**WHAT IS NEEDED:** The output is a word-for-word repeat of the listing below, free of images.

---------- LISTED ENTRIES

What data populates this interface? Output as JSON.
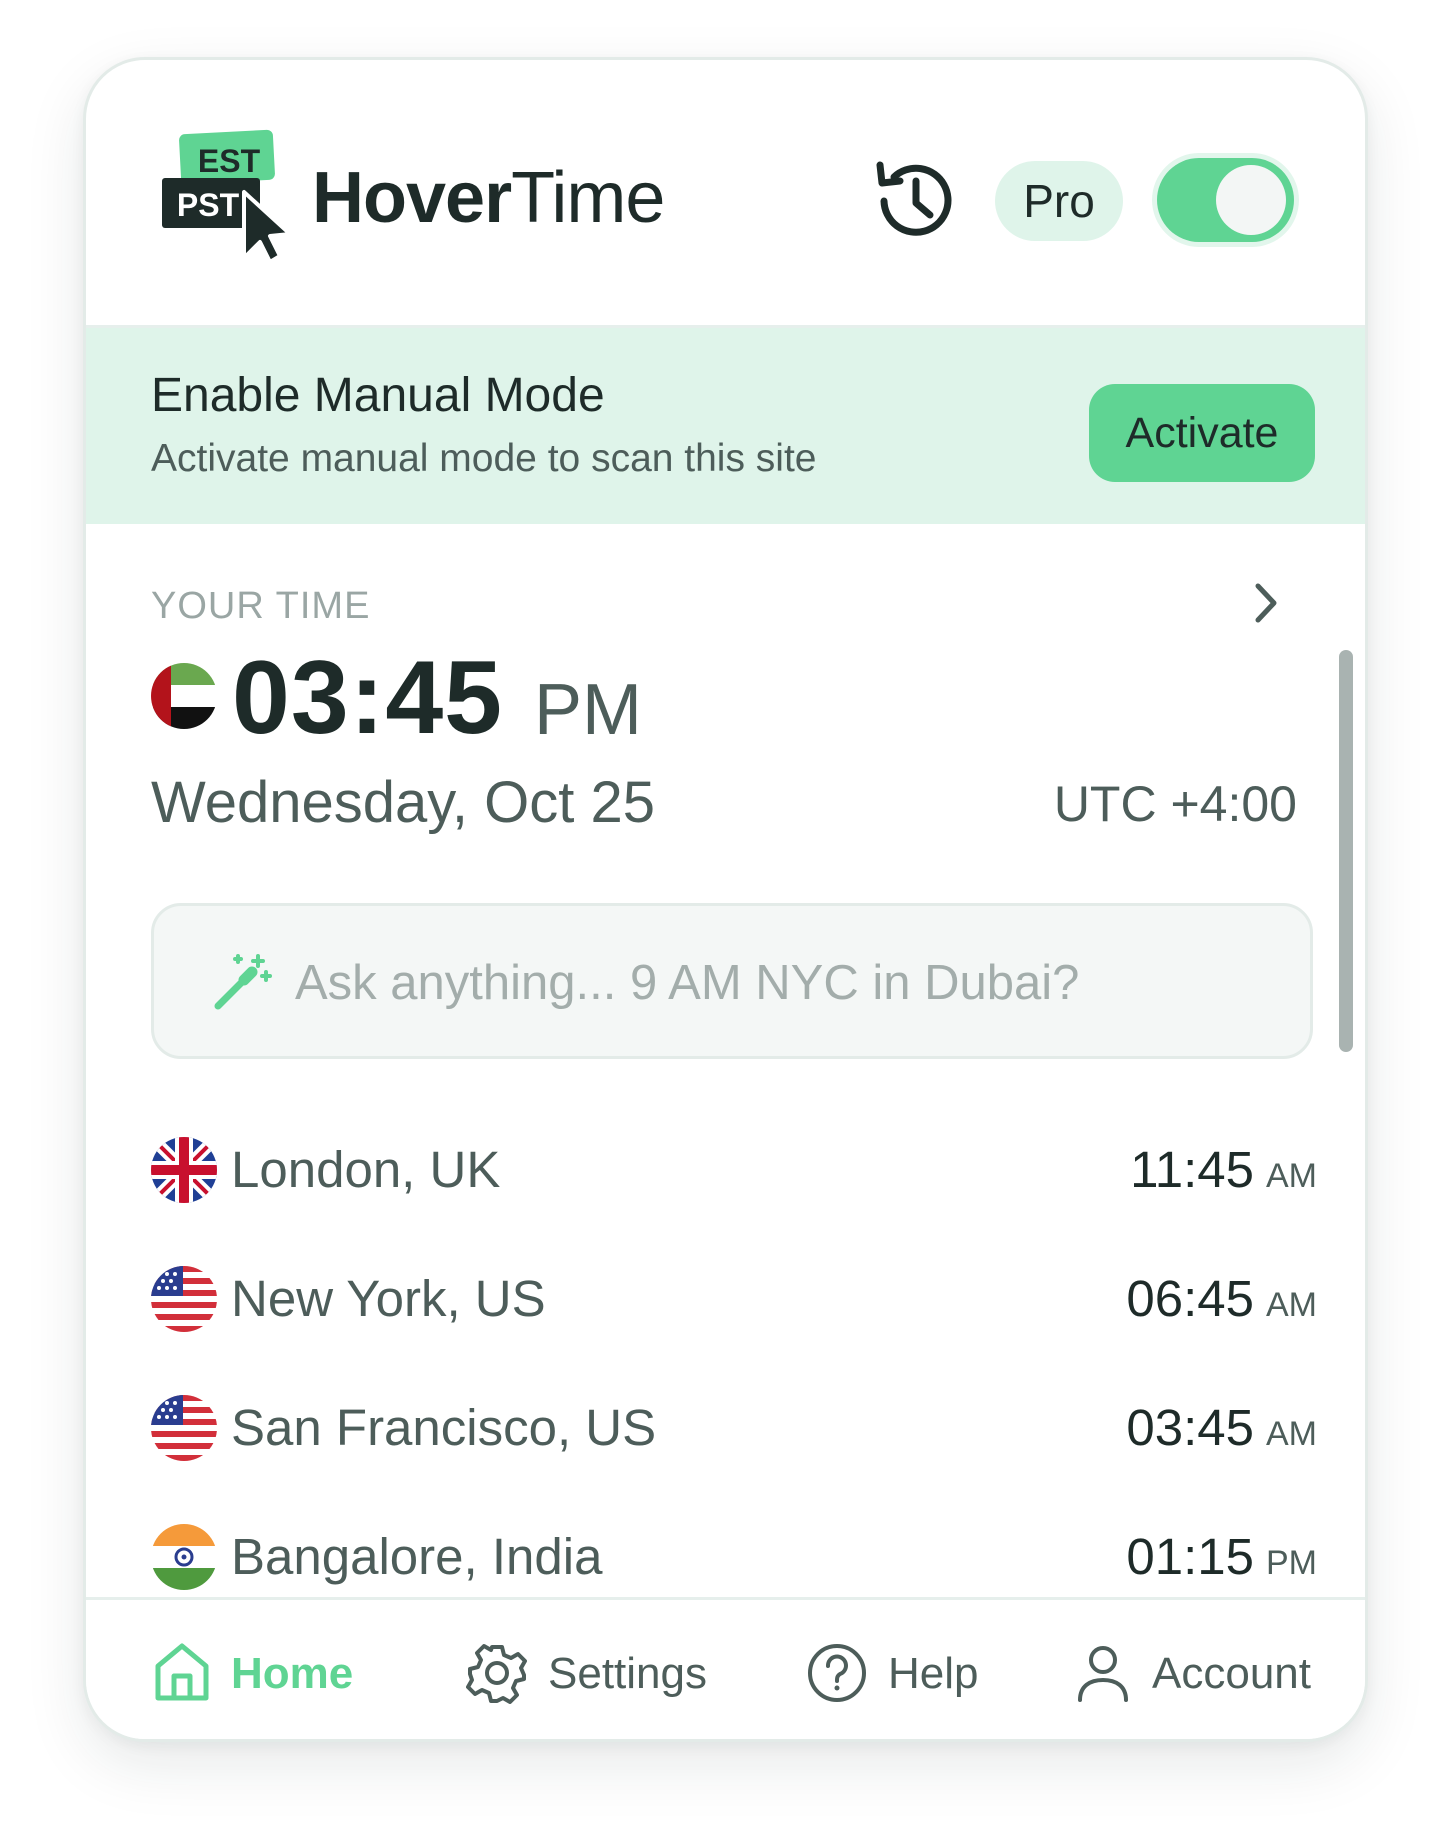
{
  "header": {
    "logo": {
      "top_badge": "EST",
      "bottom_badge": "PST"
    },
    "brand_bold": "Hover",
    "brand_light": "Time",
    "history_icon": "history-icon",
    "pro_label": "Pro",
    "toggle_on": true
  },
  "colors": {
    "accent": "#5fd493",
    "accent_light": "#dff4ea",
    "text_dark": "#1e2b29",
    "text_muted": "#4d5d5a"
  },
  "banner": {
    "title": "Enable Manual Mode",
    "subtitle": "Activate manual mode to scan this site",
    "button_label": "Activate"
  },
  "your_time": {
    "label": "YOUR TIME",
    "flag": "uae-flag",
    "time": "03:45",
    "ampm": "PM",
    "date": "Wednesday, Oct 25",
    "utc": "UTC +4:00"
  },
  "ask": {
    "placeholder": "Ask anything... 9 AM NYC in Dubai?",
    "icon": "magic-wand-icon"
  },
  "cities": [
    {
      "name": "London, UK",
      "time": "11:45",
      "ampm": "AM",
      "flag": "uk-flag"
    },
    {
      "name": "New York, US",
      "time": "06:45",
      "ampm": "AM",
      "flag": "us-flag"
    },
    {
      "name": "San Francisco, US",
      "time": "03:45",
      "ampm": "AM",
      "flag": "us-flag"
    },
    {
      "name": "Bangalore, India",
      "time": "01:15",
      "ampm": "PM",
      "flag": "india-flag"
    }
  ],
  "nav": {
    "home": "Home",
    "settings": "Settings",
    "help": "Help",
    "account": "Account",
    "active": "home"
  }
}
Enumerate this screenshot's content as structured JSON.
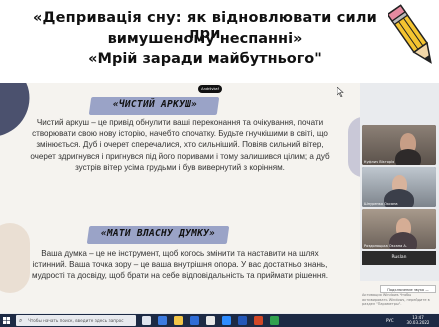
{
  "header": {
    "title_line1": "«Депривація сну: як відновлювати сили при",
    "title_line2": "вимушеному неспанні»",
    "title_line3": "«Мрій заради майбутнього\""
  },
  "slide": {
    "badge": "Andriivkaf",
    "heading1": "«ЧИСТИЙ АРКУШ»",
    "paragraph1": "Чистий аркуш – це привід обнулити ваші переконання та очікування, почати створювати свою нову історію, начебто спочатку. Будьте гнучкішими в світі, що змінюється. Дуб і очерет сперечалися, хто сильніший. Повіяв сильний вітер, очерет здригнувся і пригнувся під його поривами і тому залишився цілим; а дуб зустрів вітер усіма грудьми і був вивернутий з корінням.",
    "heading2": "«МАТИ ВЛАСНУ ДУМКУ»",
    "paragraph2": "Ваша думка – це не інструмент, щоб когось змінити та наставити на шлях істинний. Ваша точка зору – це ваша внутрішня опора. У вас достатньо знань, мудрості та досвіду, щоб брати на себе відповідальність та приймати рішення."
  },
  "video_panel": {
    "tile1_label": "Куфлич Вікторія",
    "tile2_label": "Шнуренко Оксана",
    "tile3_label": "Роздолоцька Оксана А.",
    "name_tile": "Ruslan",
    "join_label": "Подключение звука —",
    "footer_text": "Активация Windows Чтобы активировать Windows, перейдите в раздел \"Параметры\"."
  },
  "taskbar": {
    "search_placeholder": "Чтобы начать поиск, введите здесь запрос",
    "lang": "РУС",
    "time": "13:47",
    "date": "30.03.2022"
  },
  "colors": {
    "slide_bg": "#f5f3ef",
    "heading_bg": "#9aa3c7",
    "taskbar_bg": "#1d2a44"
  }
}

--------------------

**REPLY TO THE EXERCISE:**
What data populates this interface? Output as JSON.
{
  "header": {
    "logo": {
      "top_badge": "EST",
      "bottom_badge": "PST"
    },
    "brand_bold": "Hover",
    "brand_light": "Time",
    "history_icon": "history-icon",
    "pro_label": "Pro",
    "toggle_on": true
  },
  "colors": {
    "accent": "#5fd493",
    "accent_light": "#dff4ea",
    "text_dark": "#1e2b29",
    "text_muted": "#4d5d5a"
  },
  "banner": {
    "title": "Enable Manual Mode",
    "subtitle": "Activate manual mode to scan this site",
    "button_label": "Activate"
  },
  "your_time": {
    "label": "YOUR TIME",
    "flag": "uae-flag",
    "time": "03:45",
    "ampm": "PM",
    "date": "Wednesday, Oct 25",
    "utc": "UTC +4:00"
  },
  "ask": {
    "placeholder": "Ask anything... 9 AM NYC in Dubai?",
    "icon": "magic-wand-icon"
  },
  "cities": [
    {
      "name": "London, UK",
      "time": "11:45",
      "ampm": "AM",
      "flag": "uk-flag"
    },
    {
      "name": "New York, US",
      "time": "06:45",
      "ampm": "AM",
      "flag": "us-flag"
    },
    {
      "name": "San Francisco, US",
      "time": "03:45",
      "ampm": "AM",
      "flag": "us-flag"
    },
    {
      "name": "Bangalore, India",
      "time": "01:15",
      "ampm": "PM",
      "flag": "india-flag"
    }
  ],
  "nav": {
    "home": "Home",
    "settings": "Settings",
    "help": "Help",
    "account": "Account",
    "active": "home"
  }
}
Enumerate this screenshot's content as structured JSON.
{
  "header": {
    "title_line1": "«Депривація сну: як відновлювати сили при",
    "title_line2": "вимушеному неспанні»",
    "title_line3": "«Мрій заради майбутнього\""
  },
  "slide": {
    "badge": "Andriivkaf",
    "heading1": "«ЧИСТИЙ АРКУШ»",
    "paragraph1": "Чистий аркуш – це привід обнулити ваші переконання та очікування, почати створювати свою нову історію, начебто спочатку. Будьте гнучкішими в світі, що змінюється. Дуб і очерет сперечалися, хто сильніший. Повіяв сильний вітер, очерет здригнувся і пригнувся під його поривами і тому залишився цілим; а дуб зустрів вітер усіма грудьми і був вивернутий з корінням.",
    "heading2": "«МАТИ ВЛАСНУ ДУМКУ»",
    "paragraph2": "Ваша думка – це не інструмент, щоб когось змінити та наставити на шлях істинний. Ваша точка зору – це ваша внутрішня опора. У вас достатньо знань, мудрості та досвіду, щоб брати на себе відповідальність та приймати рішення."
  },
  "video_panel": {
    "tile1_label": "Куфлич Вікторія",
    "tile2_label": "Шнуренко Оксана",
    "tile3_label": "Роздолоцька Оксана А.",
    "name_tile": "Ruslan",
    "join_label": "Подключение звука —",
    "footer_text": "Активация Windows Чтобы активировать Windows, перейдите в раздел \"Параметры\"."
  },
  "taskbar": {
    "search_placeholder": "Чтобы начать поиск, введите здесь запрос",
    "lang": "РУС",
    "time": "13:47",
    "date": "30.03.2022"
  },
  "colors": {
    "slide_bg": "#f5f3ef",
    "heading_bg": "#9aa3c7",
    "taskbar_bg": "#1d2a44"
  }
}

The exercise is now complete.